Conclusions and Recommendations
Recent Instability in Market Place
Recent press releases from the Minister of Finance have caused considerable fear and consternation on the part of income trust investors. The situation has extended beyond the capital markets and is having a real economic impact on the businesses in this asset class. Since investors have virtually ceased to provide further capital to this asset class pending clarity on the government's intentions, many trusts have witnessed a reduced ability to raise additional funds for business purposes. As a result, many businesses have been forced to curtail or freeze corporate activities, and have cut spending drastically. We urge the government to act quickly in deciding on and implementing a course of action so that these businesses may resume their normal activities as soon as possible.
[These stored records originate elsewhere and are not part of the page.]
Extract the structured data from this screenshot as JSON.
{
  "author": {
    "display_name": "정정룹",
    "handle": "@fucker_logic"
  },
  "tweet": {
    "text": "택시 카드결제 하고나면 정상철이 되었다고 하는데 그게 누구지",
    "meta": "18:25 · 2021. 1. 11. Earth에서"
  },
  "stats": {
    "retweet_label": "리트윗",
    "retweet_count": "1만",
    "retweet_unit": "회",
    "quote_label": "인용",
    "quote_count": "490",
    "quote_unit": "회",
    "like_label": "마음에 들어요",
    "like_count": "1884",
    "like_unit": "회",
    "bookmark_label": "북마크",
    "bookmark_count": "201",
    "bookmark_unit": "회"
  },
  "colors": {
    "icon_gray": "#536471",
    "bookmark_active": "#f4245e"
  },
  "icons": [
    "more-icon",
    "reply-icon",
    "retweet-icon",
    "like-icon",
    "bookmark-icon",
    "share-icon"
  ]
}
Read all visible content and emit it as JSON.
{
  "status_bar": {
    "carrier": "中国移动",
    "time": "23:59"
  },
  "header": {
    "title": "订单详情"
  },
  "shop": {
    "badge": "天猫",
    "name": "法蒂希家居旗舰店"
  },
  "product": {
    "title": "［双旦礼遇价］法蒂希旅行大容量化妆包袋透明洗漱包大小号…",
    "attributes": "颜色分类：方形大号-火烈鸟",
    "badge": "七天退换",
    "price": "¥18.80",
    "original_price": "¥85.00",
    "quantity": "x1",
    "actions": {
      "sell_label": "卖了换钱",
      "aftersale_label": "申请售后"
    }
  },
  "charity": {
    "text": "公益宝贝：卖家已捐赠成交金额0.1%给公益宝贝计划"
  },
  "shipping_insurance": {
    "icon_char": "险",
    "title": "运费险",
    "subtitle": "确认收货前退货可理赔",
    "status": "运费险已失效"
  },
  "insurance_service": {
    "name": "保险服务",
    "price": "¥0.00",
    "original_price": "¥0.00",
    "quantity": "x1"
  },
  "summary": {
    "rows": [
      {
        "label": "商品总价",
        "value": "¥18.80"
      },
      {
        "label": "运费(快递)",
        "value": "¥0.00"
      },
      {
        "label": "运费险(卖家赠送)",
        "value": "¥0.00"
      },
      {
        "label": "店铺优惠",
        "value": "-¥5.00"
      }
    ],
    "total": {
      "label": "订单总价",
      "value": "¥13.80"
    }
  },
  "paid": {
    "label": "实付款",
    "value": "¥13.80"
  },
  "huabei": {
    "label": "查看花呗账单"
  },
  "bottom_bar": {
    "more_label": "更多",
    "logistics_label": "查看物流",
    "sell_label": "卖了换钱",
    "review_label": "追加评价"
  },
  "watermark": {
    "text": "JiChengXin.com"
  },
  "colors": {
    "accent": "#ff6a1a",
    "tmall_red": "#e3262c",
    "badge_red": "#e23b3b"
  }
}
From our perspective, for the reasons discussed above, we strongly believe that any move to tax income trusts would not be in the best interest of Canadians. We recommend adopting a solution that provides the most favourable outcome for all stakeholders. In our view, this approach would entail maintaining the status quo for the existing trust structure. In addition, such a solution should include some element of corporate and dividend tax reductions, which would result in approximately equal tax rates for investors in both corporations and income trusts. As a result, businesses would be indifferent between the two structures. We believe this approach would enhance Canadian corporate competitiveness globally, increase the attractiveness of doing business in Canada for foreign companies, reduce the incentive for corporations to convert to a trust structure, and have a net positive impact on tax revenues, based on historical precedents in other jurisdictions. At the same time, it would result in no adverse impact on the one million plus investors who rely on trust distributions, and would preserve the current multi-asset class capital market structure to the benefit of Canadian investors.
Mr. Ian O. Ihnatowycz
President and Chief Executive Officer
Acuity Investment Management Inc.
Mr. David Stonehouse
Acuity Investment Management Inc.
Acuity Investment Management Inc.
65 Queen Street West, 18th Floor